◆ PROBLEM DETAILS:
Only the text belongs in the copy: repeat each record exactly, without pictures.
──────
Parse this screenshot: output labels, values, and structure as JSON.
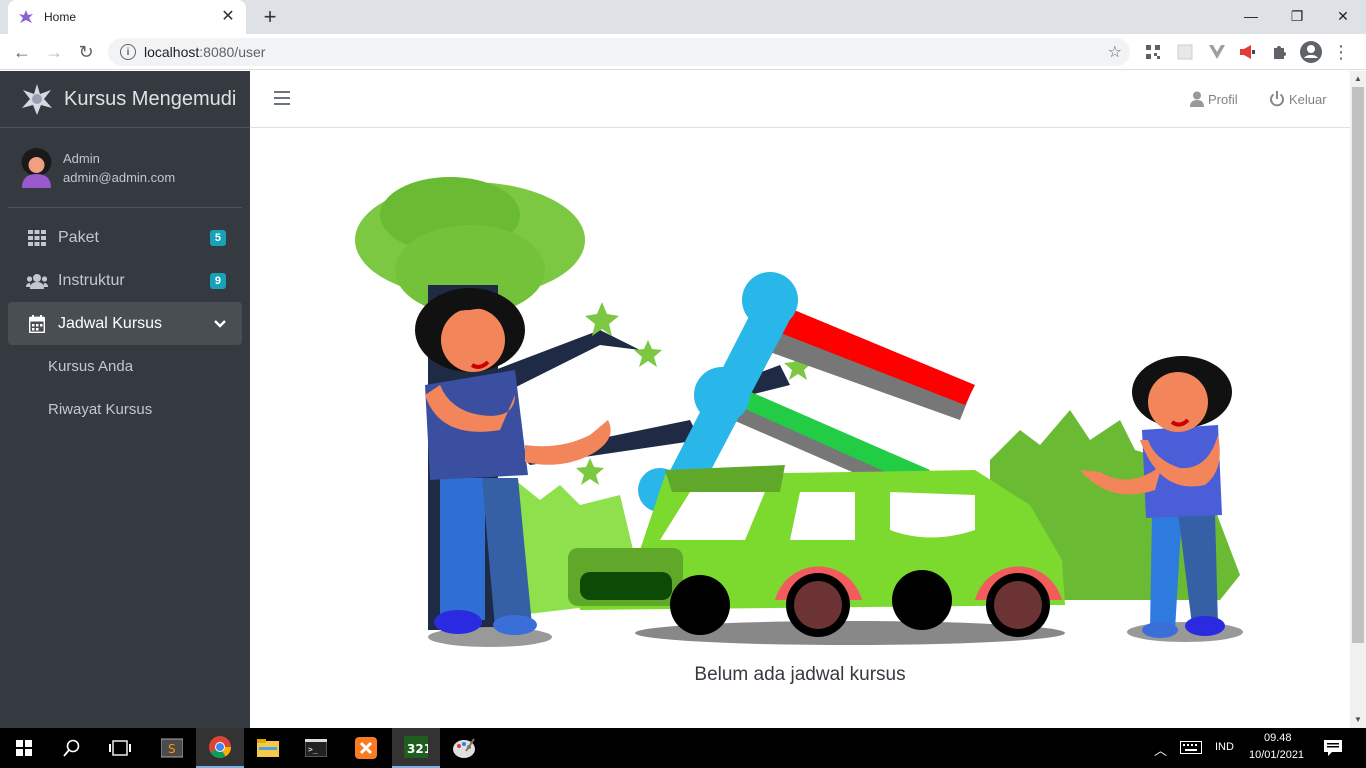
{
  "browser": {
    "tab_title": "Home",
    "url_host": "localhost",
    "url_rest": ":8080/user"
  },
  "app": {
    "brand": "Kursus Mengemudi",
    "user": {
      "name": "Admin",
      "email": "admin@admin.com"
    },
    "nav": [
      {
        "label": "Paket",
        "badge": "5",
        "icon": "grid-icon"
      },
      {
        "label": "Instruktur",
        "badge": "9",
        "icon": "users-icon"
      },
      {
        "label": "Jadwal Kursus",
        "icon": "calendar-icon",
        "active": true,
        "submenu": [
          "Kursus Anda",
          "Riwayat Kursus"
        ]
      }
    ],
    "topnav": {
      "profile_label": "Profil",
      "logout_label": "Keluar"
    },
    "empty_message": "Belum ada jadwal kursus"
  },
  "taskbar": {
    "lang": "IND",
    "time": "09.48",
    "date": "10/01/2021"
  },
  "colors": {
    "sidebar": "#343a40",
    "badge": "#17a2b8",
    "active_item": "#494e53"
  }
}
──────
◆ TASK OUTPUT:
Parse this screenshot: output labels, values, and structure as JSON.
{
  "browser": {
    "tab_title": "Home",
    "url_host": "localhost",
    "url_rest": ":8080/user"
  },
  "app": {
    "brand": "Kursus Mengemudi",
    "user": {
      "name": "Admin",
      "email": "admin@admin.com"
    },
    "nav": [
      {
        "label": "Paket",
        "badge": "5",
        "icon": "grid-icon"
      },
      {
        "label": "Instruktur",
        "badge": "9",
        "icon": "users-icon"
      },
      {
        "label": "Jadwal Kursus",
        "icon": "calendar-icon",
        "active": true,
        "submenu": [
          "Kursus Anda",
          "Riwayat Kursus"
        ]
      }
    ],
    "topnav": {
      "profile_label": "Profil",
      "logout_label": "Keluar"
    },
    "empty_message": "Belum ada jadwal kursus"
  },
  "taskbar": {
    "lang": "IND",
    "time": "09.48",
    "date": "10/01/2021"
  },
  "colors": {
    "sidebar": "#343a40",
    "badge": "#17a2b8",
    "active_item": "#494e53"
  }
}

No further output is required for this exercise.